(Records shown):

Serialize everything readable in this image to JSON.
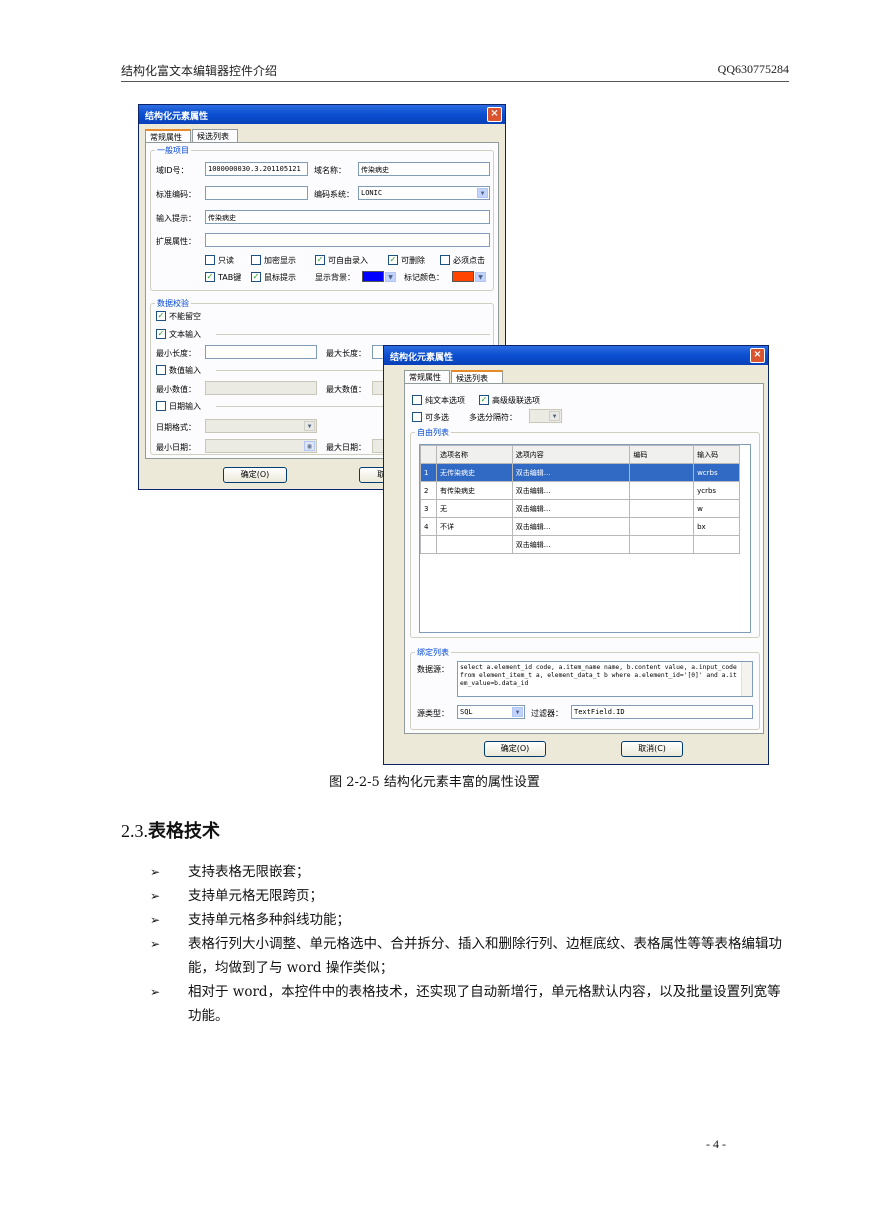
{
  "header": {
    "left": "结构化富文本编辑器控件介绍",
    "right": "QQ630775284"
  },
  "dialog1": {
    "title": "结构化元素属性",
    "tabs": [
      "常规属性",
      "候选列表"
    ],
    "group_general": "一般项目",
    "labels": {
      "field_id": "域ID号：",
      "field_name": "域名称：",
      "std_code": "标准编码：",
      "code_system": "编码系统：",
      "input_hint": "输入提示：",
      "ext_attr": "扩展属性：",
      "show_bg": "显示背景：",
      "mark_color": "标记颜色："
    },
    "values": {
      "field_id": "1000000030.3.201105121",
      "field_name": "传染病史",
      "code_system": "LONIC",
      "input_hint": "传染病史"
    },
    "checks_row1": [
      "只读",
      "加密显示",
      "可自由录入",
      "可删除",
      "必须点击"
    ],
    "checks_row2": [
      "TAB键",
      "鼠标提示"
    ],
    "group_validation": "数据校验",
    "not_empty": "不能留空",
    "text_input": "文本输入",
    "min_len": "最小长度：",
    "max_len": "最大长度：",
    "num_input": "数值输入",
    "min_num": "最小数值：",
    "max_num": "最大数值：",
    "date_input": "日期输入",
    "date_format": "日期格式：",
    "min_date": "最小日期：",
    "max_date": "最大日期：",
    "ok": "确定(O)",
    "cancel": "取消(C)",
    "colors": {
      "bg": "#0000ff",
      "mark": "#ff4400"
    }
  },
  "dialog2": {
    "title": "结构化元素属性",
    "tabs": [
      "常规属性",
      "候选列表"
    ],
    "pure_text": "纯文本选项",
    "advanced": "高级级联选项",
    "multi": "可多选",
    "separator": "多选分隔符：",
    "group_free": "自由列表",
    "columns": [
      "选项名称",
      "选项内容",
      "编码",
      "输入码"
    ],
    "rows": [
      {
        "no": "1",
        "name": "无传染病史",
        "content": "双击编辑...",
        "code": "",
        "input": "wcrbs"
      },
      {
        "no": "2",
        "name": "有传染病史",
        "content": "双击编辑...",
        "code": "",
        "input": "ycrbs"
      },
      {
        "no": "3",
        "name": "无",
        "content": "双击编辑...",
        "code": "",
        "input": "w"
      },
      {
        "no": "4",
        "name": "不详",
        "content": "双击编辑...",
        "code": "",
        "input": "bx"
      },
      {
        "no": "",
        "name": "",
        "content": "双击编辑...",
        "code": "",
        "input": ""
      }
    ],
    "group_bind": "绑定列表",
    "datasource": "数据源：",
    "sql": "select a.element_id code, a.item_name name, b.content value, a.input_code from element_item_t a, element_data_t b where a.element_id='[0]' and a.item_value=b.data_id",
    "source_type": "源类型：",
    "source_type_value": "SQL",
    "filter": "过滤器：",
    "filter_value": "TextField.ID",
    "ok": "确定(O)",
    "cancel": "取消(C)"
  },
  "caption": "图 2-2-5 结构化元素丰富的属性设置",
  "section": {
    "number": "2.3.",
    "title": "表格技术"
  },
  "bullets": [
    "支持表格无限嵌套；",
    "支持单元格无限跨页；",
    "支持单元格多种斜线功能；",
    "表格行列大小调整、单元格选中、合并拆分、插入和删除行列、边框底纹、表格属性等等表格编辑功能，均做到了与 word 操作类似；",
    "相对于 word，本控件中的表格技术，还实现了自动新增行，单元格默认内容，以及批量设置列宽等功能。"
  ],
  "page_number": "- 4 -"
}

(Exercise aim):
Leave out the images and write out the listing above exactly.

(Solution below):
Serialize everything readable in this image to JSON.
{
  "header": {
    "left": "结构化富文本编辑器控件介绍",
    "right": "QQ630775284"
  },
  "dialog1": {
    "title": "结构化元素属性",
    "tabs": [
      "常规属性",
      "候选列表"
    ],
    "group_general": "一般项目",
    "labels": {
      "field_id": "域ID号：",
      "field_name": "域名称：",
      "std_code": "标准编码：",
      "code_system": "编码系统：",
      "input_hint": "输入提示：",
      "ext_attr": "扩展属性：",
      "show_bg": "显示背景：",
      "mark_color": "标记颜色："
    },
    "values": {
      "field_id": "1000000030.3.201105121",
      "field_name": "传染病史",
      "code_system": "LONIC",
      "input_hint": "传染病史"
    },
    "checks_row1": [
      "只读",
      "加密显示",
      "可自由录入",
      "可删除",
      "必须点击"
    ],
    "checks_row2": [
      "TAB键",
      "鼠标提示"
    ],
    "group_validation": "数据校验",
    "not_empty": "不能留空",
    "text_input": "文本输入",
    "min_len": "最小长度：",
    "max_len": "最大长度：",
    "num_input": "数值输入",
    "min_num": "最小数值：",
    "max_num": "最大数值：",
    "date_input": "日期输入",
    "date_format": "日期格式：",
    "min_date": "最小日期：",
    "max_date": "最大日期：",
    "ok": "确定(O)",
    "cancel": "取消(C)",
    "colors": {
      "bg": "#0000ff",
      "mark": "#ff4400"
    }
  },
  "dialog2": {
    "title": "结构化元素属性",
    "tabs": [
      "常规属性",
      "候选列表"
    ],
    "pure_text": "纯文本选项",
    "advanced": "高级级联选项",
    "multi": "可多选",
    "separator": "多选分隔符：",
    "group_free": "自由列表",
    "columns": [
      "选项名称",
      "选项内容",
      "编码",
      "输入码"
    ],
    "rows": [
      {
        "no": "1",
        "name": "无传染病史",
        "content": "双击编辑...",
        "code": "",
        "input": "wcrbs"
      },
      {
        "no": "2",
        "name": "有传染病史",
        "content": "双击编辑...",
        "code": "",
        "input": "ycrbs"
      },
      {
        "no": "3",
        "name": "无",
        "content": "双击编辑...",
        "code": "",
        "input": "w"
      },
      {
        "no": "4",
        "name": "不详",
        "content": "双击编辑...",
        "code": "",
        "input": "bx"
      },
      {
        "no": "",
        "name": "",
        "content": "双击编辑...",
        "code": "",
        "input": ""
      }
    ],
    "group_bind": "绑定列表",
    "datasource": "数据源：",
    "sql": "select a.element_id code, a.item_name name, b.content value, a.input_code from element_item_t a, element_data_t b where a.element_id='[0]' and a.item_value=b.data_id",
    "source_type": "源类型：",
    "source_type_value": "SQL",
    "filter": "过滤器：",
    "filter_value": "TextField.ID",
    "ok": "确定(O)",
    "cancel": "取消(C)"
  },
  "caption": "图 2-2-5 结构化元素丰富的属性设置",
  "section": {
    "number": "2.3.",
    "title": "表格技术"
  },
  "bullets": [
    "支持表格无限嵌套；",
    "支持单元格无限跨页；",
    "支持单元格多种斜线功能；",
    "表格行列大小调整、单元格选中、合并拆分、插入和删除行列、边框底纹、表格属性等等表格编辑功能，均做到了与 word 操作类似；",
    "相对于 word，本控件中的表格技术，还实现了自动新增行，单元格默认内容，以及批量设置列宽等功能。"
  ],
  "page_number": "- 4 -"
}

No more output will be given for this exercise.